Troy Tiddens: We view and promote the modular solution as a technology. It’s an advanced delivery method that implements a lot of efficiencies and technology throughout the process. We view this delivery method in itself as a technology solution to the construction industry. There’s a lot more factories coming online that are actually implementing a lot of automation. You talked about the younger tenants and the millennials that are staying there, but we’re also dealing with a changing workforce and a technology-driven workforce, in trying to create environments that really support them and drive on that. We’re the individuals coming up with the technical mindset that might not necessarily want to have a hammer in their hand but know how to operate a machine and can thrive and be successful.
The other side of that is going through with design perspective. We’ve implemented VR so you can do virtual walkthroughs of your project before we go into the construction phase, really trying to do as much of the design coordination and conflict resolution pre-construction as possible. We’ve been pretty successful with that approach.
What didn’t I ask you, or what did you not get to say that you wanted to say?
Troy Tiddens: I think the first question is why haven’t we seen more modular projects in the Treasure Valley? I think the first challenge of modular construction is, it’s not cheaper than traditional site construction as many would assume. Boise and the Treasure Valley has been insulated in this unique pocket that hasn’t experienced the high construction cost and labor shortages that other metropolitan or resort areas have. We are seeing the tipping point. We’re seeing more people ask that question. Really our job is not to force a project to go modular. Being a full design service, we’re going to look at the feasibility, and we want to help you make an educated decision. We can review the pros and cons and what delivery method makes the most sense for your project. We’re excited. There’s definitely a trend happening and we’re excited to be part of it.
Kathy Pidgeon: With having to talk about the hotel business and the hospitality industry, I have been in it for a long time. I love it. I love my job. I love my hotel. I love my employees. I love all the people. I just have the best job in the world.
Wes Jost: We’re still very bullish on the industry. We still think there’s quite a bit of capacity on that, but it’s got to be smartly developed or smartly located, or it’s got to be the right product type in the right place and making sure that the economic drivers are there. I think we’ll continue to look at that. We also have an eye on the horizon because we know a recession is coming, and we know that we’re going to have some slowdown. We’re keeping an eye on that, and we’re also keeping an eye on clients and people that want to bring in a new product. Can they substantiate the next down cycle?

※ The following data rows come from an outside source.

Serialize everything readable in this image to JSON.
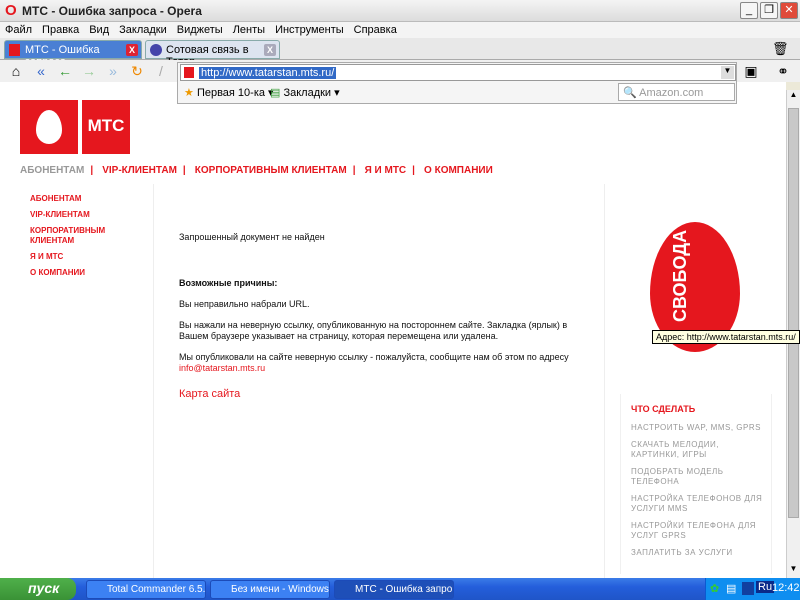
{
  "window": {
    "title": "МТС - Ошибка запроса - Opera"
  },
  "menu": [
    "Файл",
    "Правка",
    "Вид",
    "Закладки",
    "Виджеты",
    "Ленты",
    "Инструменты",
    "Справка"
  ],
  "tabs": [
    {
      "label": "МТС - Ошибка запроса"
    },
    {
      "label": "Сотовая связь в Татар..."
    }
  ],
  "address": {
    "url": "http://www.tatarstan.mts.ru/",
    "search_placeholder": "Amazon.com"
  },
  "bookmarks": {
    "first10": "Первая 10-ка",
    "bookmarks": "Закладки"
  },
  "logo": "МТС",
  "topnav": [
    "АБОНЕНТАМ",
    "VIP-КЛИЕНТАМ",
    "КОРПОРАТИВНЫМ КЛИЕНТАМ",
    "Я И МТС",
    "О КОМПАНИИ"
  ],
  "leftnav": [
    "АБОНЕНТАМ",
    "VIP-КЛИЕНТАМ",
    "КОРПОРАТИВНЫМ КЛИЕНТАМ",
    "Я И МТС",
    "О КОМПАНИИ"
  ],
  "main": {
    "not_found": "Запрошенный документ не найден",
    "reasons_title": "Возможные причины:",
    "r1": "Вы неправильно набрали URL.",
    "r2": "Вы нажали на неверную ссылку, опубликованную на постороннем сайте. Закладка (ярлык) в Вашем браузере указывает на страницу, которая перемещена или удалена.",
    "r3": "Мы опубликовали на сайте неверную ссылку - пожалуйста, сообщите нам об этом по адресу",
    "email": "info@tatarstan.mts.ru",
    "sitemap": "Карта сайта"
  },
  "promo": "СВОБОДА",
  "tooltip": "Адрес: http://www.tatarstan.mts.ru/",
  "todo": {
    "title": "ЧТО СДЕЛАТЬ",
    "items": [
      "НАСТРОИТЬ WAP, MMS, GPRS",
      "СКАЧАТЬ МЕЛОДИИ, КАРТИНКИ, ИГРЫ",
      "ПОДОБРАТЬ МОДЕЛЬ ТЕЛЕФОНА",
      "НАСТРОЙКА ТЕЛЕФОНОВ ДЛЯ УСЛУГИ MMS",
      "НАСТРОЙКИ ТЕЛЕФОНА ДЛЯ УСЛУГ GPRS",
      "ЗАПЛАТИТЬ ЗА УСЛУГИ"
    ]
  },
  "taskbar": {
    "start": "пуск",
    "tasks": [
      "Total Commander 6.5...",
      "Без имени - Windows...",
      "МТС - Ошибка запро..."
    ],
    "lang": "Ru",
    "clock": "12:42"
  }
}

It’s very much about experienced operators that have been around long enough that have been running before the last Great Recession.
Ray Gadd: Idaho’s such an amazing place to visit. Boise has so much to offer here. You’re two and a half hours away from so many things. From Boise, up in the Ketchum and Stanley area we have the international dark sky reserve, which is the only one in the United States. We have sand dunes an hour away; we have the Sawtooth Mountains; we have incredible rivers.
Outside of those natural assets, the towns are also producing amazing arts and culture components. Food is growing to be noteworthy in this little landlocked state. It’s shifting mentality to think about how can we tell that story to not only the potential guests that are coming in, but also making sure that people in the community are informed with all that we have to offer here.